--- EXERCISE INSTRUCTIONS ---
Which lines of the records contain "expression"? Collect every one of them.

--- DATA IN THIS EXERCISE ---

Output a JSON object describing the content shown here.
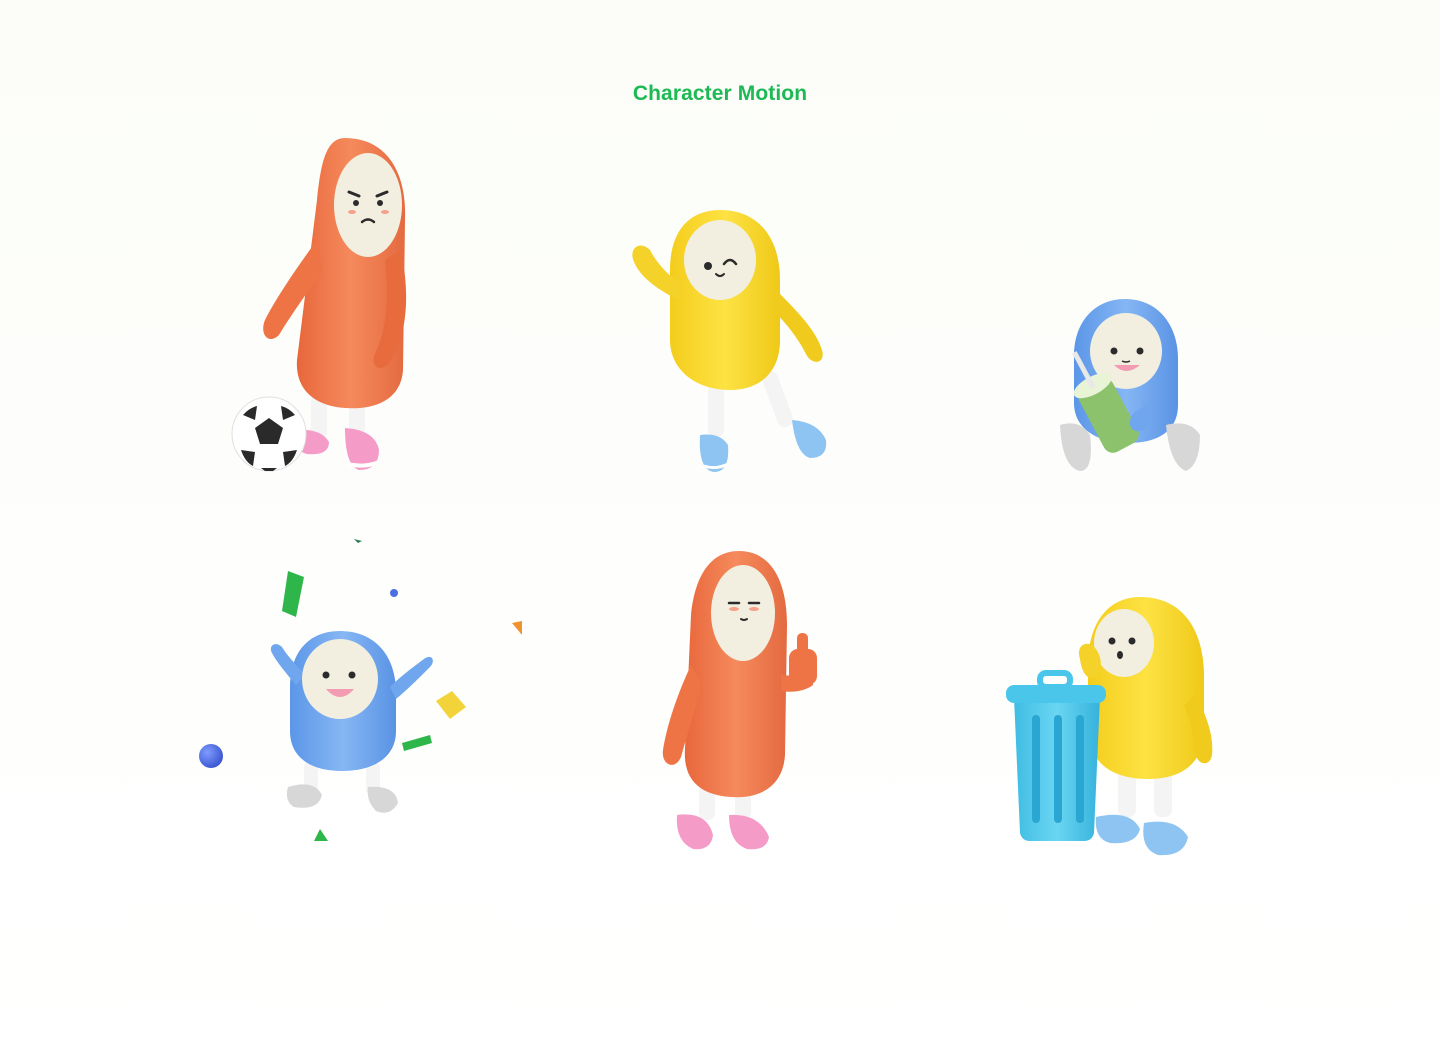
{
  "header": {
    "title": "Character Motion"
  },
  "colors": {
    "title": "#1db954",
    "orange": "#f07a4c",
    "yellow": "#f9d932",
    "blue": "#6fa6ee",
    "face": "#f3efe0",
    "pink_shoe": "#f49bc8",
    "blue_shoe": "#8ec4f2",
    "grey_shoe": "#d7d7d7",
    "trash_can": "#4fc9ea",
    "drink_cup": "#8cc26c",
    "confetti_green": "#2fb64a",
    "confetti_yellow": "#f2d43a",
    "confetti_orange": "#f0932e",
    "confetti_blue": "#4d6ee0"
  },
  "characters": [
    {
      "color": "orange",
      "pose": "soccer-ball",
      "expression": "angry"
    },
    {
      "color": "yellow",
      "pose": "waving",
      "expression": "wink"
    },
    {
      "color": "blue",
      "pose": "sitting-with-drink",
      "expression": "happy"
    },
    {
      "color": "blue",
      "pose": "jumping-confetti",
      "expression": "happy"
    },
    {
      "color": "orange",
      "pose": "thumbs-up",
      "expression": "calm"
    },
    {
      "color": "yellow",
      "pose": "trash-can",
      "expression": "surprised"
    }
  ]
}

--- OUTPUT FOR THIS EXERCISE ---
      "expression": "angry"
      "expression": "wink"
      "expression": "happy"
      "expression": "happy"
      "expression": "calm"
      "expression": "surprised"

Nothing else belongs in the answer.